Exercise instructions
"true" appears in how many lines of the entries? State only the number.

= = =

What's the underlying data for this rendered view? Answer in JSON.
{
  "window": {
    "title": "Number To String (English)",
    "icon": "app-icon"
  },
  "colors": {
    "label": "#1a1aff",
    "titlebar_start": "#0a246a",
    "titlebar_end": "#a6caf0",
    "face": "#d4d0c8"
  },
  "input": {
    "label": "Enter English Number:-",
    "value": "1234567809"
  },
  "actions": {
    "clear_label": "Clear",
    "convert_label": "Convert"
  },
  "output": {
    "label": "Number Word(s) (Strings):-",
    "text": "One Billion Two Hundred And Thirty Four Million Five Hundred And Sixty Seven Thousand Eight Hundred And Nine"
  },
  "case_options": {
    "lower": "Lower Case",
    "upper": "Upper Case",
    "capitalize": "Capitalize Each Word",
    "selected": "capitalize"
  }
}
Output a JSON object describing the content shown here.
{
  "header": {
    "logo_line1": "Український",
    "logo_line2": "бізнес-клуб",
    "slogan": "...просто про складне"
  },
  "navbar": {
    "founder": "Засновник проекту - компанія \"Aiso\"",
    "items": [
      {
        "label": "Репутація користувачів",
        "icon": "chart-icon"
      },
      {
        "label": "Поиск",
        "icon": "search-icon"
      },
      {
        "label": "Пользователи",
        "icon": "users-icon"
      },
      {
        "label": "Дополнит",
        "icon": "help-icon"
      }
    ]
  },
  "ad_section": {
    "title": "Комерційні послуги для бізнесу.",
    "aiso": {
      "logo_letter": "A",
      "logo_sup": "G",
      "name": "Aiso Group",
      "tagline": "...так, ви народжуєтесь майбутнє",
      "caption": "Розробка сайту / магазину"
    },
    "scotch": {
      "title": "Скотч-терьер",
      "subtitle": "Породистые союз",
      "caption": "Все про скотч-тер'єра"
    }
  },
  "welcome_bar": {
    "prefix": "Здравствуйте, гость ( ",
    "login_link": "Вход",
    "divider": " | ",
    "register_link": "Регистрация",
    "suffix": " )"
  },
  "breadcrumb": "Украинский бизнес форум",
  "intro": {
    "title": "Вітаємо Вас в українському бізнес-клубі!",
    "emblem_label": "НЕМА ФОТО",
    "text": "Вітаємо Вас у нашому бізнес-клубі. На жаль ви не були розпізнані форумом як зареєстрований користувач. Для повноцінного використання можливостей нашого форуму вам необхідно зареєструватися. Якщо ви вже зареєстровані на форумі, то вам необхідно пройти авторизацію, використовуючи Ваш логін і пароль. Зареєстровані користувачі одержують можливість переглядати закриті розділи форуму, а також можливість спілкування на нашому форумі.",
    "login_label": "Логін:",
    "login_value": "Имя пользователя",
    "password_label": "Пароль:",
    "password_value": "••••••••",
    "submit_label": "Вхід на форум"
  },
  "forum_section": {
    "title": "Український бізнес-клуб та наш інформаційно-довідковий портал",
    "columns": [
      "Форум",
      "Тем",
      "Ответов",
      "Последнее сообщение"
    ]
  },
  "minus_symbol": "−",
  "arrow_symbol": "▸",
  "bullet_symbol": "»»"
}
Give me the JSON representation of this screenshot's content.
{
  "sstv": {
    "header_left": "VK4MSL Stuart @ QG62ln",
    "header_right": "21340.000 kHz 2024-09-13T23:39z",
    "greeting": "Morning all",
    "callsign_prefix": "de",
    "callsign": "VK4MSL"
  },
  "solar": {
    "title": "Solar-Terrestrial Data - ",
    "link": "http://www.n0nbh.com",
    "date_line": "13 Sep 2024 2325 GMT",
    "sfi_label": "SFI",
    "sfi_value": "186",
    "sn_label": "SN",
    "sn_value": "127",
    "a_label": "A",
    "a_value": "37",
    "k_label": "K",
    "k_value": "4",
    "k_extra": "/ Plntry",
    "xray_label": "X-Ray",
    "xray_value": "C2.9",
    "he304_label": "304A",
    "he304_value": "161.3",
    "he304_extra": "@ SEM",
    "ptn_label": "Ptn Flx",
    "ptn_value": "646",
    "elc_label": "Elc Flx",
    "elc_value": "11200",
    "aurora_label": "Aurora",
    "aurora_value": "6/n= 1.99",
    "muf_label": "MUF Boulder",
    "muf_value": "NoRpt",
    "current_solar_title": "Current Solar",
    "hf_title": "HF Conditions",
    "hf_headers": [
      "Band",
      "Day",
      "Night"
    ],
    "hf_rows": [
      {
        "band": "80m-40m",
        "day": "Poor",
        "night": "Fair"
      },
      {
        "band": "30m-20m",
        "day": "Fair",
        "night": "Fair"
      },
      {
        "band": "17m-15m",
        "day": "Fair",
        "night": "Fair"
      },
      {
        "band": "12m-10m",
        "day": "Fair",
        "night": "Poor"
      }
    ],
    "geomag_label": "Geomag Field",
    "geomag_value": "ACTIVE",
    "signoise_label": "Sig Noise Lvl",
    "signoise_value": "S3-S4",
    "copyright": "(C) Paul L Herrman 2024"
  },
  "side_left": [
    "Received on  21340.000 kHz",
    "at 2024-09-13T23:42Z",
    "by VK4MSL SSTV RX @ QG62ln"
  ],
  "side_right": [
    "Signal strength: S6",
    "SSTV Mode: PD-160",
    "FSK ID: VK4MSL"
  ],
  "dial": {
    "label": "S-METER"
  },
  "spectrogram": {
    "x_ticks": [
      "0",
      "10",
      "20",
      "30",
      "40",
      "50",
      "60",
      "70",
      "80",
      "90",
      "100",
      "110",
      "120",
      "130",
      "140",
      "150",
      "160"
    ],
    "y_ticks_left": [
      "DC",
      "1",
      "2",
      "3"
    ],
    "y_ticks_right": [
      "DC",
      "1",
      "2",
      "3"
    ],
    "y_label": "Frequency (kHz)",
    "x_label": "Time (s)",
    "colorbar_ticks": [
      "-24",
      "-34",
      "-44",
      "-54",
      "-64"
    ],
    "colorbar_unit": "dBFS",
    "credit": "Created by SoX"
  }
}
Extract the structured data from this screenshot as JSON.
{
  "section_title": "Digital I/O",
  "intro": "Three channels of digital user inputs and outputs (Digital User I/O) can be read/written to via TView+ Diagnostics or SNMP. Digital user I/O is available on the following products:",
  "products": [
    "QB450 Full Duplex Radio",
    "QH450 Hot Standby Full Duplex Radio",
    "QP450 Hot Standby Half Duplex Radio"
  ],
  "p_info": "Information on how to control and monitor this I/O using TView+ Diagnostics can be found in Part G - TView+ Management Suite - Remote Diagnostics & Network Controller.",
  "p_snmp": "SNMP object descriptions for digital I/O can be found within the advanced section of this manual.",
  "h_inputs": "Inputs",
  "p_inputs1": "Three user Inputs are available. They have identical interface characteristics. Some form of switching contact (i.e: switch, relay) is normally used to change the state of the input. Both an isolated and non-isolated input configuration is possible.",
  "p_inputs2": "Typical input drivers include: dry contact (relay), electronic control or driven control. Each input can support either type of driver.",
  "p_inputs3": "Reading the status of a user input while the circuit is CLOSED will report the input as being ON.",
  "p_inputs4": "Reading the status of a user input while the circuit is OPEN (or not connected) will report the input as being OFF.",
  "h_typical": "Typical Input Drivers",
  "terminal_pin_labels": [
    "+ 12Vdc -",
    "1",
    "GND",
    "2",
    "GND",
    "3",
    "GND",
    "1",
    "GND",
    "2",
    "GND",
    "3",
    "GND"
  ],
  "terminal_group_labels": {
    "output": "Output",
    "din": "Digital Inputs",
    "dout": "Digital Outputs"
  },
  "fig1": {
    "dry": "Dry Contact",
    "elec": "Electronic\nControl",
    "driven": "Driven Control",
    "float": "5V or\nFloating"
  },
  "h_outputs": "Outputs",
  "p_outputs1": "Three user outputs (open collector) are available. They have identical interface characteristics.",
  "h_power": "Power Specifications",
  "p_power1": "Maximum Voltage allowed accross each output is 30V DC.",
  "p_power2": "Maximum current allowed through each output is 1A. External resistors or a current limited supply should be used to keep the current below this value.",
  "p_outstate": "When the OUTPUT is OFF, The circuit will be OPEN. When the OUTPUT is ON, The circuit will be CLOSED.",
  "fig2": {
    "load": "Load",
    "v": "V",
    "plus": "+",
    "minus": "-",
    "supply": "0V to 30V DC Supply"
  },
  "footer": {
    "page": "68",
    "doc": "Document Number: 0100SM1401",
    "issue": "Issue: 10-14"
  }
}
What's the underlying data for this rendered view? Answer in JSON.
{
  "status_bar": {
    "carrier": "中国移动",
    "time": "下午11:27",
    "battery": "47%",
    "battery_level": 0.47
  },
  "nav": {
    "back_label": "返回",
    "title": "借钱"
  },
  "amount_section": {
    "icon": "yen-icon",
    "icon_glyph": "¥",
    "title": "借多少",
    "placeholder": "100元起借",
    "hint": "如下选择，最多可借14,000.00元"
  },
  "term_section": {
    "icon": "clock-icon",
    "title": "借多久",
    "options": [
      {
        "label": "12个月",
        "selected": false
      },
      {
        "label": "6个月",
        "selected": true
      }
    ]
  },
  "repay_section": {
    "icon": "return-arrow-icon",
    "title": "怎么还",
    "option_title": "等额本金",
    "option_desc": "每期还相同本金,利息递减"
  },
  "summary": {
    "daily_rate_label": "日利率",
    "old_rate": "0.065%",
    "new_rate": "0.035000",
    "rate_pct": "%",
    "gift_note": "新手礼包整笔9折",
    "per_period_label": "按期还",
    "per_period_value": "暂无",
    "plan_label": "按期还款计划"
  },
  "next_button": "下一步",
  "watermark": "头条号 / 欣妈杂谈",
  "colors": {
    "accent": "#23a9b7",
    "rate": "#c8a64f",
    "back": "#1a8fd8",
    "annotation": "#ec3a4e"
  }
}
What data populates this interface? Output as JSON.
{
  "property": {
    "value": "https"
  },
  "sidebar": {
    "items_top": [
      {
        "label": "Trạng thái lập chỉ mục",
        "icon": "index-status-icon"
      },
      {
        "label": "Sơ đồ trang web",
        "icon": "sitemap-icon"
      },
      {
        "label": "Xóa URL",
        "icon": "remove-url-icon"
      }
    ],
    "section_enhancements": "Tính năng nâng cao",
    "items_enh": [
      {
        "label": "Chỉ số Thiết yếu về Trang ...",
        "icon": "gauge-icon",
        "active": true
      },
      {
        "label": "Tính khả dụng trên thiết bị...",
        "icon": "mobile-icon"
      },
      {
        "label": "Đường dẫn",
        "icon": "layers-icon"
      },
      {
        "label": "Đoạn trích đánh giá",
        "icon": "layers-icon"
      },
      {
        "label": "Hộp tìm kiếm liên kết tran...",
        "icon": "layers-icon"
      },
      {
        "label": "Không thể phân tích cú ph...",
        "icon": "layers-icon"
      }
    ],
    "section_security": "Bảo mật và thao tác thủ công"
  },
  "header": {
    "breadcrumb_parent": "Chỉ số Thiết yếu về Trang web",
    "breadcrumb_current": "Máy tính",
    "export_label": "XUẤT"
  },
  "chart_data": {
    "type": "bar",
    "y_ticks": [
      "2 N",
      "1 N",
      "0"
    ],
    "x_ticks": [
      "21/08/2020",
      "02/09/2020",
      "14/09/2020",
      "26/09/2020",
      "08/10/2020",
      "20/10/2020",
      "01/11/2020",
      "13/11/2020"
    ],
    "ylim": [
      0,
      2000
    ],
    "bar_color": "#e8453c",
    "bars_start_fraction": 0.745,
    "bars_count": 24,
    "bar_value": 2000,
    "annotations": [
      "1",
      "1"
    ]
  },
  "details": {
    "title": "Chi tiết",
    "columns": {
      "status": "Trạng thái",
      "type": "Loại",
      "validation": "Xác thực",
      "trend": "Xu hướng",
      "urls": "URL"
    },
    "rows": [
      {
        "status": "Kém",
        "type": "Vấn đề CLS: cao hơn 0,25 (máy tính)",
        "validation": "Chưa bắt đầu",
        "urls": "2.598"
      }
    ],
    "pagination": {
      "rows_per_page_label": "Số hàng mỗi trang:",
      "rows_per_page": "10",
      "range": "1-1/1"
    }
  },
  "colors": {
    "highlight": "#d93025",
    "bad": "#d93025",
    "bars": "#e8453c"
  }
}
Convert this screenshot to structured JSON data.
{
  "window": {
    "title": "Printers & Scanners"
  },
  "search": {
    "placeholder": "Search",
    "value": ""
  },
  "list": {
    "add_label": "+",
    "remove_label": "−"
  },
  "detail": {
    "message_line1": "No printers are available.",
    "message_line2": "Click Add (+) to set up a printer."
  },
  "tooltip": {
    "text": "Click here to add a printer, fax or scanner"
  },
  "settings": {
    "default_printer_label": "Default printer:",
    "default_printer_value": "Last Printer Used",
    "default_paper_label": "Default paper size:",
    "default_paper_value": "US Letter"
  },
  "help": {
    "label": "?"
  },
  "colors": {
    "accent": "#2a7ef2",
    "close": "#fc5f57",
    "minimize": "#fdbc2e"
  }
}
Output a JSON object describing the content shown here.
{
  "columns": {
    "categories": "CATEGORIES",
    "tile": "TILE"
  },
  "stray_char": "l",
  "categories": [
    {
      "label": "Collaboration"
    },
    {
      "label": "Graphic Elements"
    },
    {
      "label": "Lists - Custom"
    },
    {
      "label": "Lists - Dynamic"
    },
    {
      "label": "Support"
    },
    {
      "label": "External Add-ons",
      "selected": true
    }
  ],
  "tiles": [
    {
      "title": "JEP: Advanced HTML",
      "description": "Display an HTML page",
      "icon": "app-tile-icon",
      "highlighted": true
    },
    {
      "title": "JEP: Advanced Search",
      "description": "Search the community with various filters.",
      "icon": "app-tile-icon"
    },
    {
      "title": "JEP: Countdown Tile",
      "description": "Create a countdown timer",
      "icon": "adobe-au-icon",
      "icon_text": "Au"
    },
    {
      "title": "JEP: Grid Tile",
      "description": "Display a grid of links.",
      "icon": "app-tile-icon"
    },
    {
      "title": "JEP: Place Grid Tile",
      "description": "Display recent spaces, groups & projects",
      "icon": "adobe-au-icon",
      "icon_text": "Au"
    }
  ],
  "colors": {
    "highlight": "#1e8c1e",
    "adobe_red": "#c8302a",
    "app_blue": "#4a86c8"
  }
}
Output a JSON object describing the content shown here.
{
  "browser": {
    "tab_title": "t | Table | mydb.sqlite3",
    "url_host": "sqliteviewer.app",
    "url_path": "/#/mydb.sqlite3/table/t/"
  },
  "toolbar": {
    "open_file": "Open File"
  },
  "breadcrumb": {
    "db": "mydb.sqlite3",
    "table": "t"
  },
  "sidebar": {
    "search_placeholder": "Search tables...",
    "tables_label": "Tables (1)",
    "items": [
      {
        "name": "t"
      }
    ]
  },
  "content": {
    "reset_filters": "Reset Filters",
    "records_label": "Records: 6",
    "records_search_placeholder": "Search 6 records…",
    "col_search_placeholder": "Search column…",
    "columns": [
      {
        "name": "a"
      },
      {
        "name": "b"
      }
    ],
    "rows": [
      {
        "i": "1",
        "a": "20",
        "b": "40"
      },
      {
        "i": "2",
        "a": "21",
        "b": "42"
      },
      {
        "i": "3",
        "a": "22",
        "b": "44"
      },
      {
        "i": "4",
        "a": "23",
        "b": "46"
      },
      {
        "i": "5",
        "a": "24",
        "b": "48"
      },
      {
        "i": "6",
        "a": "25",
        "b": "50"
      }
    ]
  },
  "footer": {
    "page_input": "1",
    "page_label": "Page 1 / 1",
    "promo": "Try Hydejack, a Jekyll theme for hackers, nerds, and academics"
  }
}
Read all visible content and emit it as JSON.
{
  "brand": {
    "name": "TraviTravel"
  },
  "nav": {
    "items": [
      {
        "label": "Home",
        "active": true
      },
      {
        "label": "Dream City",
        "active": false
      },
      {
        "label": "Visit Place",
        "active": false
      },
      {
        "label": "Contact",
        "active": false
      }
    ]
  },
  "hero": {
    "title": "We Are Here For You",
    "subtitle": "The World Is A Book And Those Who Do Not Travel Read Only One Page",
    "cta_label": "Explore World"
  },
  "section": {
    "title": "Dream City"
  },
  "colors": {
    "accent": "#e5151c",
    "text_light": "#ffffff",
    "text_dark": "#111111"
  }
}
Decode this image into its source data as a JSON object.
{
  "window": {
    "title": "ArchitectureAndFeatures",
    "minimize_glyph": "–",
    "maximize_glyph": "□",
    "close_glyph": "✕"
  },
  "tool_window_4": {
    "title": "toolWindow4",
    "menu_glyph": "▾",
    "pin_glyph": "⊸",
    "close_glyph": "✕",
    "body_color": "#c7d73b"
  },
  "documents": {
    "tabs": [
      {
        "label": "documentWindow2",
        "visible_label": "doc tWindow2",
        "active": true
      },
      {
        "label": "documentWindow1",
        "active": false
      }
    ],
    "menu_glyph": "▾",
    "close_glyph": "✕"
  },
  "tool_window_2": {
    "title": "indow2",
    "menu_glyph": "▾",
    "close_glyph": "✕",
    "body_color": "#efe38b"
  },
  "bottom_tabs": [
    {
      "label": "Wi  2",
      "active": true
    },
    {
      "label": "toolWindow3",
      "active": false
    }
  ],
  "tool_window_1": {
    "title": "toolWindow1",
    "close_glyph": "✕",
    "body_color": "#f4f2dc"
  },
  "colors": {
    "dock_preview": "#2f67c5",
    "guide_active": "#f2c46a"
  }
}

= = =

Solution for this problem
7